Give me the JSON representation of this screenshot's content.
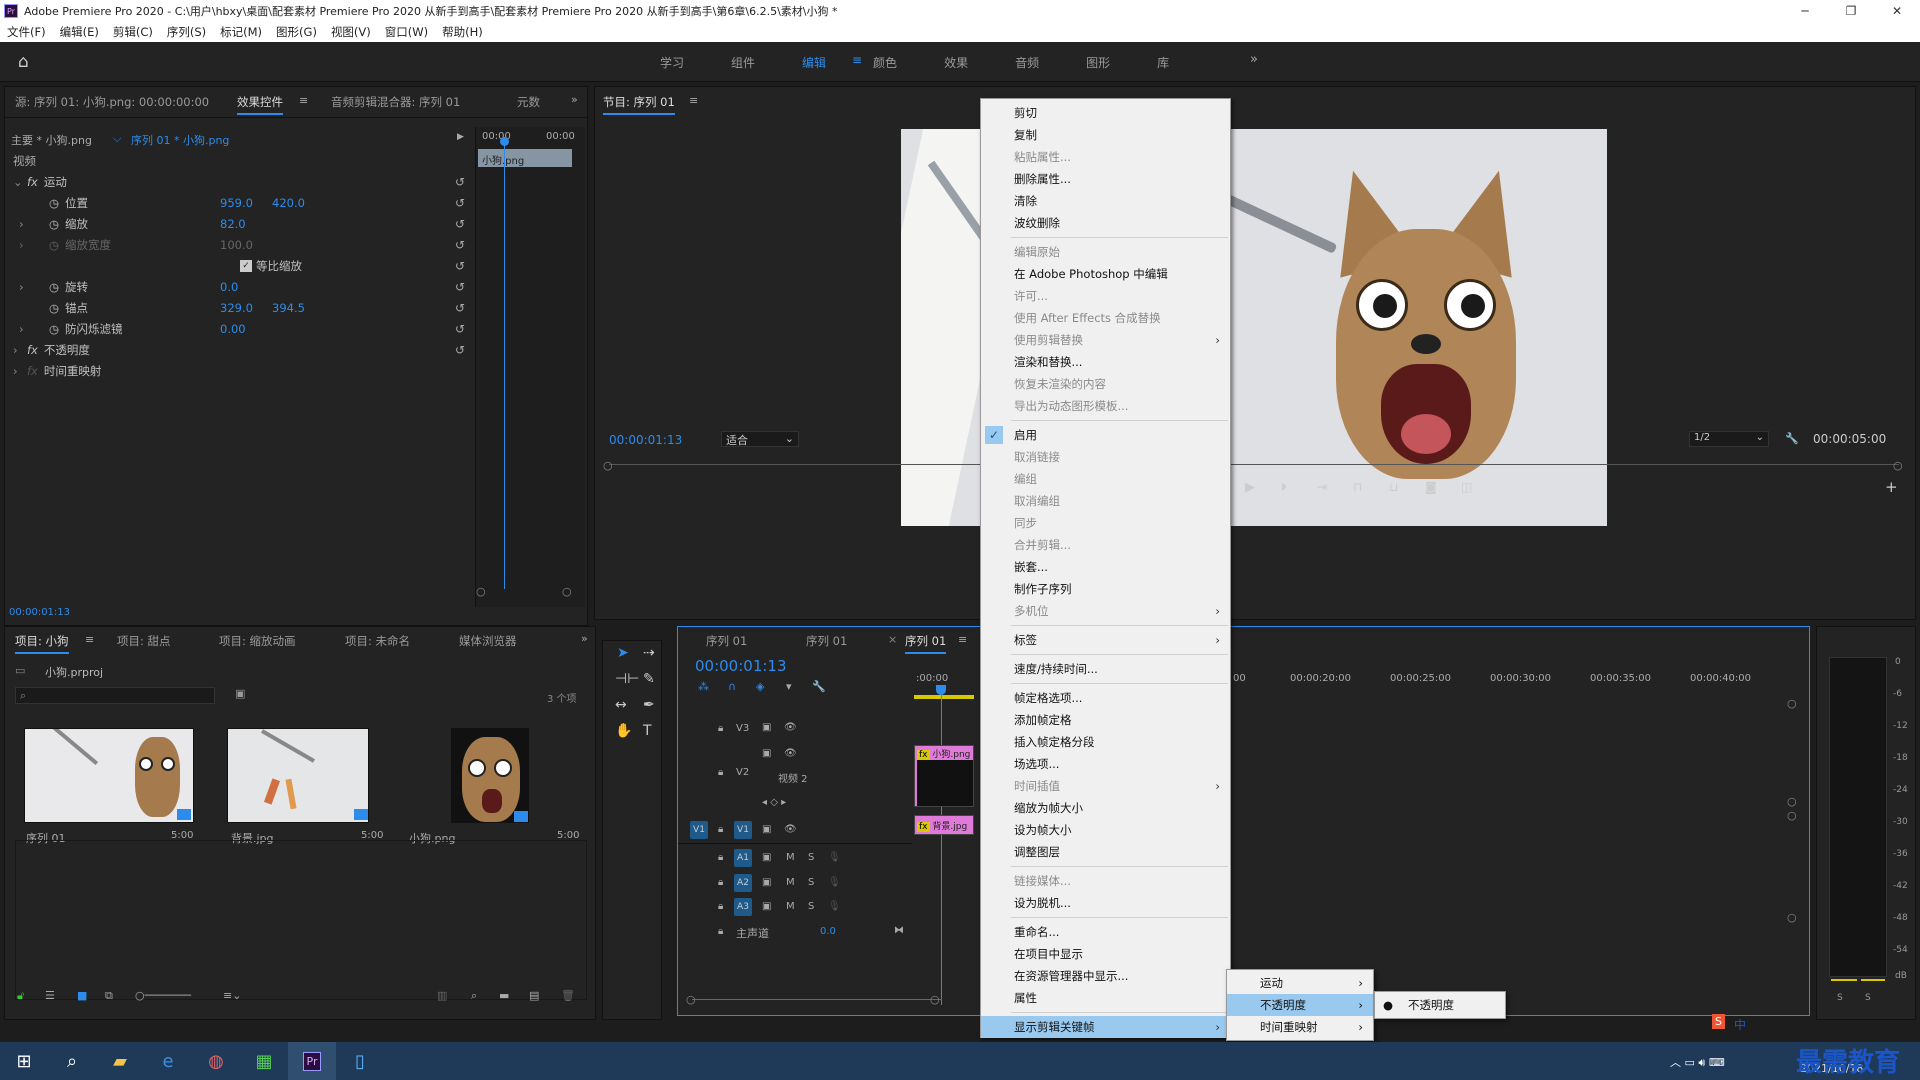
{
  "title_bar": {
    "title": "Adobe Premiere Pro 2020 - C:\\用户\\hbxy\\桌面\\配套素材 Premiere Pro 2020 从新手到高手\\配套素材 Premiere Pro 2020 从新手到高手\\第6章\\6.2.5\\素材\\小狗 *",
    "app_badge": "Pr"
  },
  "menu": [
    "文件(F)",
    "编辑(E)",
    "剪辑(C)",
    "序列(S)",
    "标记(M)",
    "图形(G)",
    "视图(V)",
    "窗口(W)",
    "帮助(H)"
  ],
  "workspaces": [
    "学习",
    "组件",
    "编辑",
    "颜色",
    "效果",
    "音频",
    "图形",
    "库"
  ],
  "active_workspace": "编辑",
  "effect_controls": {
    "tabs": [
      "源: 序列 01: 小狗.png: 00:00:00:00",
      "效果控件",
      "音频剪辑混合器: 序列 01",
      "元数"
    ],
    "master": "主要 * 小狗.png",
    "clip": "序列 01 * 小狗.png",
    "ruler": [
      "00:00",
      "00:00"
    ],
    "clip_label": "小狗.png",
    "section": "视频",
    "motion": "运动",
    "props": [
      {
        "name": "位置",
        "v1": "959.0",
        "v2": "420.0"
      },
      {
        "name": "缩放",
        "v1": "82.0",
        "v2": ""
      },
      {
        "name": "缩放宽度",
        "v1": "100.0",
        "v2": ""
      },
      {
        "name": "等比缩放",
        "v1": "",
        "v2": ""
      },
      {
        "name": "旋转",
        "v1": "0.0",
        "v2": ""
      },
      {
        "name": "锚点",
        "v1": "329.0",
        "v2": "394.5"
      },
      {
        "name": "防闪烁滤镜",
        "v1": "0.00",
        "v2": ""
      }
    ],
    "opacity": "不透明度",
    "time_remap": "时间重映射",
    "timecode": "00:00:01:13"
  },
  "program": {
    "title": "节目: 序列 01",
    "timecode": "00:00:01:13",
    "fit": "适合",
    "quality": "1/2",
    "duration": "00:00:05:00"
  },
  "project": {
    "tabs": [
      "项目: 小狗",
      "项目: 甜点",
      "项目: 缩放动画",
      "项目: 未命名",
      "媒体浏览器"
    ],
    "file": "小狗.prproj",
    "count": "3 个项",
    "items": [
      {
        "name": "序列 01",
        "dur": "5:00"
      },
      {
        "name": "背景.jpg",
        "dur": "5:00"
      },
      {
        "name": "小狗.png",
        "dur": "5:00"
      }
    ]
  },
  "timeline": {
    "tabs": [
      "序列 01",
      "序列 01",
      "序列 01"
    ],
    "timecode": "00:00:01:13",
    "ruler": [
      ":00:00",
      "00:00:20:00",
      "00:00:25:00",
      "00:00:30:00",
      "00:00:35:00",
      "00:00:40:00",
      "00"
    ],
    "tracks": {
      "v3": "V3",
      "v2": "V2",
      "v2name": "视频 2",
      "v1": "V1",
      "a1": "A1",
      "a2": "A2",
      "a3": "A3",
      "master": "主声道",
      "master_val": "0.0",
      "m": "M",
      "s": "S"
    },
    "clips": {
      "v2": "小狗.png",
      "v1": "背景.jpg"
    }
  },
  "context_menu": [
    {
      "t": "剪切"
    },
    {
      "t": "复制"
    },
    {
      "t": "粘贴属性...",
      "d": true
    },
    {
      "t": "删除属性..."
    },
    {
      "t": "清除"
    },
    {
      "t": "波纹删除"
    },
    {
      "sep": true
    },
    {
      "t": "编辑原始",
      "d": true
    },
    {
      "t": "在 Adobe Photoshop 中编辑"
    },
    {
      "t": "许可...",
      "d": true
    },
    {
      "t": "使用 After Effects 合成替换",
      "d": true
    },
    {
      "t": "使用剪辑替换",
      "d": true,
      "sub": true
    },
    {
      "t": "渲染和替换..."
    },
    {
      "t": "恢复未渲染的内容",
      "d": true
    },
    {
      "t": "导出为动态图形模板...",
      "d": true
    },
    {
      "sep": true
    },
    {
      "t": "启用",
      "chk": true
    },
    {
      "t": "取消链接",
      "d": true
    },
    {
      "t": "编组",
      "d": true
    },
    {
      "t": "取消编组",
      "d": true
    },
    {
      "t": "同步",
      "d": true
    },
    {
      "t": "合并剪辑...",
      "d": true
    },
    {
      "t": "嵌套..."
    },
    {
      "t": "制作子序列"
    },
    {
      "t": "多机位",
      "d": true,
      "sub": true
    },
    {
      "sep": true
    },
    {
      "t": "标签",
      "sub": true
    },
    {
      "sep": true
    },
    {
      "t": "速度/持续时间..."
    },
    {
      "sep": true
    },
    {
      "t": "帧定格选项..."
    },
    {
      "t": "添加帧定格"
    },
    {
      "t": "插入帧定格分段"
    },
    {
      "t": "场选项..."
    },
    {
      "t": "时间插值",
      "d": true,
      "sub": true
    },
    {
      "t": "缩放为帧大小"
    },
    {
      "t": "设为帧大小"
    },
    {
      "t": "调整图层"
    },
    {
      "sep": true
    },
    {
      "t": "链接媒体...",
      "d": true
    },
    {
      "t": "设为脱机..."
    },
    {
      "sep": true
    },
    {
      "t": "重命名..."
    },
    {
      "t": "在项目中显示"
    },
    {
      "t": "在资源管理器中显示..."
    },
    {
      "t": "属性"
    },
    {
      "sep": true
    },
    {
      "t": "显示剪辑关键帧",
      "sub": true,
      "sel": true
    }
  ],
  "submenu1": [
    {
      "t": "运动"
    },
    {
      "t": "不透明度",
      "sel": true
    },
    {
      "t": "时间重映射"
    }
  ],
  "submenu2": [
    {
      "t": "不透明度"
    }
  ],
  "meter": [
    "0",
    "-6",
    "-12",
    "-18",
    "-24",
    "-30",
    "-36",
    "-42",
    "-48",
    "-54",
    "dB"
  ],
  "taskbar": {
    "date": "2021/10/18",
    "watermark": "最需教育",
    "ime": "中"
  }
}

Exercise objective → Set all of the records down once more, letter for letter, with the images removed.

Response to this exercise →
Give me the JSON representation of this screenshot's content.
{
  "title_bar": {
    "title": "Adobe Premiere Pro 2020 - C:\\用户\\hbxy\\桌面\\配套素材 Premiere Pro 2020 从新手到高手\\配套素材 Premiere Pro 2020 从新手到高手\\第6章\\6.2.5\\素材\\小狗 *",
    "app_badge": "Pr"
  },
  "menu": [
    "文件(F)",
    "编辑(E)",
    "剪辑(C)",
    "序列(S)",
    "标记(M)",
    "图形(G)",
    "视图(V)",
    "窗口(W)",
    "帮助(H)"
  ],
  "workspaces": [
    "学习",
    "组件",
    "编辑",
    "颜色",
    "效果",
    "音频",
    "图形",
    "库"
  ],
  "active_workspace": "编辑",
  "effect_controls": {
    "tabs": [
      "源: 序列 01: 小狗.png: 00:00:00:00",
      "效果控件",
      "音频剪辑混合器: 序列 01",
      "元数"
    ],
    "master": "主要 * 小狗.png",
    "clip": "序列 01 * 小狗.png",
    "ruler": [
      "00:00",
      "00:00"
    ],
    "clip_label": "小狗.png",
    "section": "视频",
    "motion": "运动",
    "props": [
      {
        "name": "位置",
        "v1": "959.0",
        "v2": "420.0"
      },
      {
        "name": "缩放",
        "v1": "82.0",
        "v2": ""
      },
      {
        "name": "缩放宽度",
        "v1": "100.0",
        "v2": ""
      },
      {
        "name": "等比缩放",
        "v1": "",
        "v2": ""
      },
      {
        "name": "旋转",
        "v1": "0.0",
        "v2": ""
      },
      {
        "name": "锚点",
        "v1": "329.0",
        "v2": "394.5"
      },
      {
        "name": "防闪烁滤镜",
        "v1": "0.00",
        "v2": ""
      }
    ],
    "opacity": "不透明度",
    "time_remap": "时间重映射",
    "timecode": "00:00:01:13"
  },
  "program": {
    "title": "节目: 序列 01",
    "timecode": "00:00:01:13",
    "fit": "适合",
    "quality": "1/2",
    "duration": "00:00:05:00"
  },
  "project": {
    "tabs": [
      "项目: 小狗",
      "项目: 甜点",
      "项目: 缩放动画",
      "项目: 未命名",
      "媒体浏览器"
    ],
    "file": "小狗.prproj",
    "count": "3 个项",
    "items": [
      {
        "name": "序列 01",
        "dur": "5:00"
      },
      {
        "name": "背景.jpg",
        "dur": "5:00"
      },
      {
        "name": "小狗.png",
        "dur": "5:00"
      }
    ]
  },
  "timeline": {
    "tabs": [
      "序列 01",
      "序列 01",
      "序列 01"
    ],
    "timecode": "00:00:01:13",
    "ruler": [
      ":00:00",
      "00:00:20:00",
      "00:00:25:00",
      "00:00:30:00",
      "00:00:35:00",
      "00:00:40:00",
      "00"
    ],
    "tracks": {
      "v3": "V3",
      "v2": "V2",
      "v2name": "视频 2",
      "v1": "V1",
      "a1": "A1",
      "a2": "A2",
      "a3": "A3",
      "master": "主声道",
      "master_val": "0.0",
      "m": "M",
      "s": "S"
    },
    "clips": {
      "v2": "小狗.png",
      "v1": "背景.jpg"
    }
  },
  "context_menu": [
    {
      "t": "剪切"
    },
    {
      "t": "复制"
    },
    {
      "t": "粘贴属性...",
      "d": true
    },
    {
      "t": "删除属性..."
    },
    {
      "t": "清除"
    },
    {
      "t": "波纹删除"
    },
    {
      "sep": true
    },
    {
      "t": "编辑原始",
      "d": true
    },
    {
      "t": "在 Adobe Photoshop 中编辑"
    },
    {
      "t": "许可...",
      "d": true
    },
    {
      "t": "使用 After Effects 合成替换",
      "d": true
    },
    {
      "t": "使用剪辑替换",
      "d": true,
      "sub": true
    },
    {
      "t": "渲染和替换..."
    },
    {
      "t": "恢复未渲染的内容",
      "d": true
    },
    {
      "t": "导出为动态图形模板...",
      "d": true
    },
    {
      "sep": true
    },
    {
      "t": "启用",
      "chk": true
    },
    {
      "t": "取消链接",
      "d": true
    },
    {
      "t": "编组",
      "d": true
    },
    {
      "t": "取消编组",
      "d": true
    },
    {
      "t": "同步",
      "d": true
    },
    {
      "t": "合并剪辑...",
      "d": true
    },
    {
      "t": "嵌套..."
    },
    {
      "t": "制作子序列"
    },
    {
      "t": "多机位",
      "d": true,
      "sub": true
    },
    {
      "sep": true
    },
    {
      "t": "标签",
      "sub": true
    },
    {
      "sep": true
    },
    {
      "t": "速度/持续时间..."
    },
    {
      "sep": true
    },
    {
      "t": "帧定格选项..."
    },
    {
      "t": "添加帧定格"
    },
    {
      "t": "插入帧定格分段"
    },
    {
      "t": "场选项..."
    },
    {
      "t": "时间插值",
      "d": true,
      "sub": true
    },
    {
      "t": "缩放为帧大小"
    },
    {
      "t": "设为帧大小"
    },
    {
      "t": "调整图层"
    },
    {
      "sep": true
    },
    {
      "t": "链接媒体...",
      "d": true
    },
    {
      "t": "设为脱机..."
    },
    {
      "sep": true
    },
    {
      "t": "重命名..."
    },
    {
      "t": "在项目中显示"
    },
    {
      "t": "在资源管理器中显示..."
    },
    {
      "t": "属性"
    },
    {
      "sep": true
    },
    {
      "t": "显示剪辑关键帧",
      "sub": true,
      "sel": true
    }
  ],
  "submenu1": [
    {
      "t": "运动"
    },
    {
      "t": "不透明度",
      "sel": true
    },
    {
      "t": "时间重映射"
    }
  ],
  "submenu2": [
    {
      "t": "不透明度"
    }
  ],
  "meter": [
    "0",
    "-6",
    "-12",
    "-18",
    "-24",
    "-30",
    "-36",
    "-42",
    "-48",
    "-54",
    "dB"
  ],
  "taskbar": {
    "date": "2021/10/18",
    "watermark": "最需教育",
    "ime": "中"
  }
}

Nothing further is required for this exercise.